> _What is needed_
Each entry below should be reproduced character for character.

***

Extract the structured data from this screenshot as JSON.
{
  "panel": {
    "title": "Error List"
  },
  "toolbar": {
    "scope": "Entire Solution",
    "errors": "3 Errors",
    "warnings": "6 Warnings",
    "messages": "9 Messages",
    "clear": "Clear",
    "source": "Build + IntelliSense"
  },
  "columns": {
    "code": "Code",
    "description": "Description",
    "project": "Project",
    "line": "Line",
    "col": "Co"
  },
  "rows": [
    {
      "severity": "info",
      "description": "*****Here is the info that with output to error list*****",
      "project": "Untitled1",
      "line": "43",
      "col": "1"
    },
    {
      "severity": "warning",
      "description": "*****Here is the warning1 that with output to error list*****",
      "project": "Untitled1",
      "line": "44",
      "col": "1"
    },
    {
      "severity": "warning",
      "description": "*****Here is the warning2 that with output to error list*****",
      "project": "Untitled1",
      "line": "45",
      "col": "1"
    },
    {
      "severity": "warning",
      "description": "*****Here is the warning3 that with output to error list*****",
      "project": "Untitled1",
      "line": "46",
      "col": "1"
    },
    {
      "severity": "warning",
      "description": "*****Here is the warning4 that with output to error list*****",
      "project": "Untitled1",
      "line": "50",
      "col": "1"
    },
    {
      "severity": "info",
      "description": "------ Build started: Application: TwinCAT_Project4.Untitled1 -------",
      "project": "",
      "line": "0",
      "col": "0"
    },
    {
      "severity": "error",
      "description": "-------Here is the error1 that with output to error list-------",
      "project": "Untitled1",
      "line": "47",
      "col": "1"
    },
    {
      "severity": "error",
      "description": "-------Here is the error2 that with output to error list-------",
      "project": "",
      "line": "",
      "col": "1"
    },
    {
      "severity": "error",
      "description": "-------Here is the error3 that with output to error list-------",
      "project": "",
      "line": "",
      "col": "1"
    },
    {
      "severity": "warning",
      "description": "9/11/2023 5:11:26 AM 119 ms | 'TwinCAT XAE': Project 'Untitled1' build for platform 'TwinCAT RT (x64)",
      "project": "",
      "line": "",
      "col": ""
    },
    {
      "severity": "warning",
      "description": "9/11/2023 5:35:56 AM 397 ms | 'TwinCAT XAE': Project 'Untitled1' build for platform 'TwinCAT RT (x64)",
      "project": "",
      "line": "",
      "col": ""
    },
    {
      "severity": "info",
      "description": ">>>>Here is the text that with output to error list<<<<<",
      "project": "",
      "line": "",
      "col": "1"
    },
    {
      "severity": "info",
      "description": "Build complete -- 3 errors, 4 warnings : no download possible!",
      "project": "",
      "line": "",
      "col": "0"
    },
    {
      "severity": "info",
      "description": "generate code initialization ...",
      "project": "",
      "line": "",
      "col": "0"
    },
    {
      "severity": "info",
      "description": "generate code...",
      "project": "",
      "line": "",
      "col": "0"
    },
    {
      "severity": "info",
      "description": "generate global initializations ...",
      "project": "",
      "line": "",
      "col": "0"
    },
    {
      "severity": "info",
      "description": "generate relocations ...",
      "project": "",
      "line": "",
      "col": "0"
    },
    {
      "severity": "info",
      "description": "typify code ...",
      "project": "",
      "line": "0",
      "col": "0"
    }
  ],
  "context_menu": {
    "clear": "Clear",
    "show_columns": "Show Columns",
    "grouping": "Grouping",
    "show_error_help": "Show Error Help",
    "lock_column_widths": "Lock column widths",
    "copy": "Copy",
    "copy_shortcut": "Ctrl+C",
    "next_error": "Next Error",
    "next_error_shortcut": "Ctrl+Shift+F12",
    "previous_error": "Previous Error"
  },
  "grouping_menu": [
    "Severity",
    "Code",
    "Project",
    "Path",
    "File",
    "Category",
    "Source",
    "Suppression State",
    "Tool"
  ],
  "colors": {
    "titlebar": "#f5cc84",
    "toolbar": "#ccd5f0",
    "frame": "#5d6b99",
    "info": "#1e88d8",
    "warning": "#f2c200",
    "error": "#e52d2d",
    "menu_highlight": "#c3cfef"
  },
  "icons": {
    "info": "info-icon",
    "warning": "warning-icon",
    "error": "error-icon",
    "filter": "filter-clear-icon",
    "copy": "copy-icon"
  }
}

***

> _Answer_
Extract the structured data from this screenshot as JSON.
{
  "panel": {
    "title": "Error List"
  },
  "toolbar": {
    "scope": "Entire Solution",
    "errors": "3 Errors",
    "warnings": "6 Warnings",
    "messages": "9 Messages",
    "clear": "Clear",
    "source": "Build + IntelliSense"
  },
  "columns": {
    "code": "Code",
    "description": "Description",
    "project": "Project",
    "line": "Line",
    "col": "Co"
  },
  "rows": [
    {
      "severity": "info",
      "description": "*****Here is the info that with output to error list*****",
      "project": "Untitled1",
      "line": "43",
      "col": "1"
    },
    {
      "severity": "warning",
      "description": "*****Here is the warning1 that with output to error list*****",
      "project": "Untitled1",
      "line": "44",
      "col": "1"
    },
    {
      "severity": "warning",
      "description": "*****Here is the warning2 that with output to error list*****",
      "project": "Untitled1",
      "line": "45",
      "col": "1"
    },
    {
      "severity": "warning",
      "description": "*****Here is the warning3 that with output to error list*****",
      "project": "Untitled1",
      "line": "46",
      "col": "1"
    },
    {
      "severity": "warning",
      "description": "*****Here is the warning4 that with output to error list*****",
      "project": "Untitled1",
      "line": "50",
      "col": "1"
    },
    {
      "severity": "info",
      "description": "------ Build started: Application: TwinCAT_Project4.Untitled1 -------",
      "project": "",
      "line": "0",
      "col": "0"
    },
    {
      "severity": "error",
      "description": "-------Here is the error1 that with output to error list-------",
      "project": "Untitled1",
      "line": "47",
      "col": "1"
    },
    {
      "severity": "error",
      "description": "-------Here is the error2 that with output to error list-------",
      "project": "",
      "line": "",
      "col": "1"
    },
    {
      "severity": "error",
      "description": "-------Here is the error3 that with output to error list-------",
      "project": "",
      "line": "",
      "col": "1"
    },
    {
      "severity": "warning",
      "description": "9/11/2023 5:11:26 AM 119 ms | 'TwinCAT XAE': Project 'Untitled1' build for platform 'TwinCAT RT (x64)",
      "project": "",
      "line": "",
      "col": ""
    },
    {
      "severity": "warning",
      "description": "9/11/2023 5:35:56 AM 397 ms | 'TwinCAT XAE': Project 'Untitled1' build for platform 'TwinCAT RT (x64)",
      "project": "",
      "line": "",
      "col": ""
    },
    {
      "severity": "info",
      "description": ">>>>Here is the text that with output to error list<<<<<",
      "project": "",
      "line": "",
      "col": "1"
    },
    {
      "severity": "info",
      "description": "Build complete -- 3 errors, 4 warnings : no download possible!",
      "project": "",
      "line": "",
      "col": "0"
    },
    {
      "severity": "info",
      "description": "generate code initialization ...",
      "project": "",
      "line": "",
      "col": "0"
    },
    {
      "severity": "info",
      "description": "generate code...",
      "project": "",
      "line": "",
      "col": "0"
    },
    {
      "severity": "info",
      "description": "generate global initializations ...",
      "project": "",
      "line": "",
      "col": "0"
    },
    {
      "severity": "info",
      "description": "generate relocations ...",
      "project": "",
      "line": "",
      "col": "0"
    },
    {
      "severity": "info",
      "description": "typify code ...",
      "project": "",
      "line": "0",
      "col": "0"
    }
  ],
  "context_menu": {
    "clear": "Clear",
    "show_columns": "Show Columns",
    "grouping": "Grouping",
    "show_error_help": "Show Error Help",
    "lock_column_widths": "Lock column widths",
    "copy": "Copy",
    "copy_shortcut": "Ctrl+C",
    "next_error": "Next Error",
    "next_error_shortcut": "Ctrl+Shift+F12",
    "previous_error": "Previous Error"
  },
  "grouping_menu": [
    "Severity",
    "Code",
    "Project",
    "Path",
    "File",
    "Category",
    "Source",
    "Suppression State",
    "Tool"
  ],
  "colors": {
    "titlebar": "#f5cc84",
    "toolbar": "#ccd5f0",
    "frame": "#5d6b99",
    "info": "#1e88d8",
    "warning": "#f2c200",
    "error": "#e52d2d",
    "menu_highlight": "#c3cfef"
  },
  "icons": {
    "info": "info-icon",
    "warning": "warning-icon",
    "error": "error-icon",
    "filter": "filter-clear-icon",
    "copy": "copy-icon"
  }
}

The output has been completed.